I really enjoyed listening to Lenny Henry at the recent Changeboard Future Talent event. His talk was funny and powerful – I was live blogging on the day and first shared some of what he spoke about here.
Something which really struck me in the talk, and which has stayed with me, was a focus on the lack of diversity inclusion and representation, both in the media, and in the wider world of work. This extract is from my earlier blog post about the talk:
Lenny called out the lack of racial diversity in the room. He told us of recent times in the media, where figures show that for every BAME person who lost their job, two white people were employed. This is partly why Lenny Henry continues his campaigning in the media for greater diversity, inclusion, and representation.
Diversity in the boardrooms – that’s where change starts.
If you think you can’t change it yourself? Apply pressure to those who can.
It’s easy to spot the places and people taking diversity, inclusion, and representation more seriously. They put real jobs, and money behind it!

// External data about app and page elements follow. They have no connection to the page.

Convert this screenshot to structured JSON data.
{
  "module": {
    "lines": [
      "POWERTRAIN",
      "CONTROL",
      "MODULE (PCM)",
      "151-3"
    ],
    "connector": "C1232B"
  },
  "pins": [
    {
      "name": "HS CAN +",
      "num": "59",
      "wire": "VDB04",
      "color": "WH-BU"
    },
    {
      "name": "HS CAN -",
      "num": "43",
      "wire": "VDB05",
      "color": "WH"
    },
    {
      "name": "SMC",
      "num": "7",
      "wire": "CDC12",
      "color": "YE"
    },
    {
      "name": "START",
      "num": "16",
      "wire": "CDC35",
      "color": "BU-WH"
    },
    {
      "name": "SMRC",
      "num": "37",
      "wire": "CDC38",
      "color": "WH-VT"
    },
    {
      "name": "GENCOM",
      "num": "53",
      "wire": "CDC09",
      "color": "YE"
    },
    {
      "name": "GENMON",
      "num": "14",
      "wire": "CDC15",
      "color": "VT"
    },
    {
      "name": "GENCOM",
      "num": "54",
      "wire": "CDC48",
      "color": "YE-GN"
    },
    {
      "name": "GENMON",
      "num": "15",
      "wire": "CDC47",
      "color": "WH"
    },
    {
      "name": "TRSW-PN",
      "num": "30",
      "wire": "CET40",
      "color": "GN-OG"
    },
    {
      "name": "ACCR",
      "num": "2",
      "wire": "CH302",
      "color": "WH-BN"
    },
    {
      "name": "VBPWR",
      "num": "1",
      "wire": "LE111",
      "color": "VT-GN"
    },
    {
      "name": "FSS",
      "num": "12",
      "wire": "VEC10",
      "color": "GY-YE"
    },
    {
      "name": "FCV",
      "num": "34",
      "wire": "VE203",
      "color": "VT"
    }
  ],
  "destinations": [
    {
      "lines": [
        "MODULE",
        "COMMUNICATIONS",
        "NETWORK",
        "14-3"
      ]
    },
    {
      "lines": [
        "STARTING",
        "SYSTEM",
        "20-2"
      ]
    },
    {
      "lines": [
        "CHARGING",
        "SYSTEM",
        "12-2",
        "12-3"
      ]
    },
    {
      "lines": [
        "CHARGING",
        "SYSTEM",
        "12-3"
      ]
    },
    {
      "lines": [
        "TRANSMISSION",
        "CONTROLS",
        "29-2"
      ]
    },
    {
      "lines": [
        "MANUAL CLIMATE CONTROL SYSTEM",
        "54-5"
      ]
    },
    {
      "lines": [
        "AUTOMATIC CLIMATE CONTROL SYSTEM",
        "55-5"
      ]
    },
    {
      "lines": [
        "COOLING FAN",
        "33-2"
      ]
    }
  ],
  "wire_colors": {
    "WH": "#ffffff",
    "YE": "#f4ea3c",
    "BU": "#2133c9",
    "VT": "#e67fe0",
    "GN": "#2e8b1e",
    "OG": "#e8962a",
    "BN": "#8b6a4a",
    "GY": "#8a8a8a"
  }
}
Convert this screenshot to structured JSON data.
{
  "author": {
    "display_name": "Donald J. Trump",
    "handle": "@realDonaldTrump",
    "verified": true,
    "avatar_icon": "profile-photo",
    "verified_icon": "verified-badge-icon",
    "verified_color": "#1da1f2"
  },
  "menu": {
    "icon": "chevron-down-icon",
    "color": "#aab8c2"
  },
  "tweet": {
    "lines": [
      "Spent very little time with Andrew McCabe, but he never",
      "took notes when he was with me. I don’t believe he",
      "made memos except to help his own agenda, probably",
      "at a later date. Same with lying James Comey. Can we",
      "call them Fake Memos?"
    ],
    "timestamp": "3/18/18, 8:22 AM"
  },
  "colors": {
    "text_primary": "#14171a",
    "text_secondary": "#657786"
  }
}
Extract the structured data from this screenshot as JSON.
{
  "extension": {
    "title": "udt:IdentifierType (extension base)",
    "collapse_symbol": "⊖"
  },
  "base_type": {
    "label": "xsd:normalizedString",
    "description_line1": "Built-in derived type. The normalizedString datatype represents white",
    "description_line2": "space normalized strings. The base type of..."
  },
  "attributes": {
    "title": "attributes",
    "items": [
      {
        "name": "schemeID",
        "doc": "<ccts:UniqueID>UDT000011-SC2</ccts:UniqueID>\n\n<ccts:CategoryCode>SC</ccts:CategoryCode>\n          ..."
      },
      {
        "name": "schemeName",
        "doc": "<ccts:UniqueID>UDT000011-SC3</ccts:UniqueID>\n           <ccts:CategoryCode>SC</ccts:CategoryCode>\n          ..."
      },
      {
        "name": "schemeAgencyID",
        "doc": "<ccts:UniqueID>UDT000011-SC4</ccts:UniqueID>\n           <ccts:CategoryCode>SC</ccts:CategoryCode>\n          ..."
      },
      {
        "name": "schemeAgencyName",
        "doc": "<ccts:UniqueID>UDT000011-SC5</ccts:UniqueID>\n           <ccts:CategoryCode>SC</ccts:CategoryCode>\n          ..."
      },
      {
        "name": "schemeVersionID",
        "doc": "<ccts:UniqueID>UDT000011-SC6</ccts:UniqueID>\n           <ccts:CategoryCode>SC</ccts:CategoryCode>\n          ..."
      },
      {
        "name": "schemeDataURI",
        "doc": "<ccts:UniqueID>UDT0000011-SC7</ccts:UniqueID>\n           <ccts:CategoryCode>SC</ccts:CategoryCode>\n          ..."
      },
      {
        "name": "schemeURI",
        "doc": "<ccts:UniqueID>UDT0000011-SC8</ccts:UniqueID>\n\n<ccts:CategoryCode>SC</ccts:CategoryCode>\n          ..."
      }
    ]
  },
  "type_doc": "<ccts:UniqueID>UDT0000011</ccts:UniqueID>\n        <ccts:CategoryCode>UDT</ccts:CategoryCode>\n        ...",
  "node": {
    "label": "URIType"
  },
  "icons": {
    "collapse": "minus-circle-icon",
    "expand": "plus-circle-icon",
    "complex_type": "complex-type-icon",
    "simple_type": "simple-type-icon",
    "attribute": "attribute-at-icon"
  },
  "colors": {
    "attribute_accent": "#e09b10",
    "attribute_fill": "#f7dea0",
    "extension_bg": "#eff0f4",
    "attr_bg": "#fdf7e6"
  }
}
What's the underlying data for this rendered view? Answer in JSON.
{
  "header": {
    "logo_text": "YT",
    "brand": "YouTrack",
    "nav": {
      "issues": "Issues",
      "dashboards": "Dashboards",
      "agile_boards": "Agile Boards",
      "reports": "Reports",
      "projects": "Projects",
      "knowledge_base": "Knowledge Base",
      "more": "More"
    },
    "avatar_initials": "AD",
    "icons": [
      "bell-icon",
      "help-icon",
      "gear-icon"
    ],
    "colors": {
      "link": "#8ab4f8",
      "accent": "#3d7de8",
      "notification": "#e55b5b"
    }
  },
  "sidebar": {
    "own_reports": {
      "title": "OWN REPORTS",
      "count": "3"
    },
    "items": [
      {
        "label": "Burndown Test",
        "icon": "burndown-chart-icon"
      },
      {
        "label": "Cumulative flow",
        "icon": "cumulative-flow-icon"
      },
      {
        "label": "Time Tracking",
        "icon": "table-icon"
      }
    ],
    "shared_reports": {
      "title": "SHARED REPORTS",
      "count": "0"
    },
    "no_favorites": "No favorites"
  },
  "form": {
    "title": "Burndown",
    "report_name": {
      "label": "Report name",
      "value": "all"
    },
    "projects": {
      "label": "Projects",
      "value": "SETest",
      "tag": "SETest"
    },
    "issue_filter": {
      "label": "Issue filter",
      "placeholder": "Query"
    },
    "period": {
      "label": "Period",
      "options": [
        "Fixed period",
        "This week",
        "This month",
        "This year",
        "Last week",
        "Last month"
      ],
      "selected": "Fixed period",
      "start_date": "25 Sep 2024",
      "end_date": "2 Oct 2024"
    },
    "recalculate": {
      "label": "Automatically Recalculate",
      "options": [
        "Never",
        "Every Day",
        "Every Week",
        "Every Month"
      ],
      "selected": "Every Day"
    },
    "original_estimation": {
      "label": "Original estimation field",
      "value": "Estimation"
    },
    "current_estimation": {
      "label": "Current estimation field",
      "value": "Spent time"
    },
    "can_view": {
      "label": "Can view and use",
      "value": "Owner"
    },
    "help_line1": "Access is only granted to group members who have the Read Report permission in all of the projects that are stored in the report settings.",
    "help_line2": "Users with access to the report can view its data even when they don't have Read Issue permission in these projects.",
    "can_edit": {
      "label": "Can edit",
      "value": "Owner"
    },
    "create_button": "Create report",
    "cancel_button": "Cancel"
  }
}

Out of curiosity, I started to take a look at the very top levels of some of the organisations sponsoring and speaking at the event. I’ve always had a sense of the inequality in the upper echelons of business, but never sat down and taken a good look at it myself. In doing so, I recognise that diversity has many facets, and as my friend Laura Tribe suggests, ‘looking diverse isn’t being diverse’, however what my small piece of research uncovered is a much more distorted picture than I had previously imagined. Here’s what I found (what follows is an edit of a thread I shared on Twitter):
I went to an event this week where diversity and inclusion was high on the agenda. One of the speakers said change has to start in the boardrooms. This point got me curious, so I’m currently looking at boards and senior leadership teams of some of the event sponsors and the companies represented by some of the speakers at the event. What I am seeing is white faces everywhere.
I appreciate there are elements of diversity and inclusion which go unseen, but what I observe so far, is overwhelming sameness. Here is just one example, there are plenty of similar ones to choose from.
Here is another board of directors represented at the event. There is a little more gender diversity among the the next hierarchical level down, the executive team, but it is still overwhelmingly white.
Here’s another board, the first one I’ve come across so far with a woman CEO. At the executive level, one down from here, there are two women and nine men in the group of 11, no people of colour.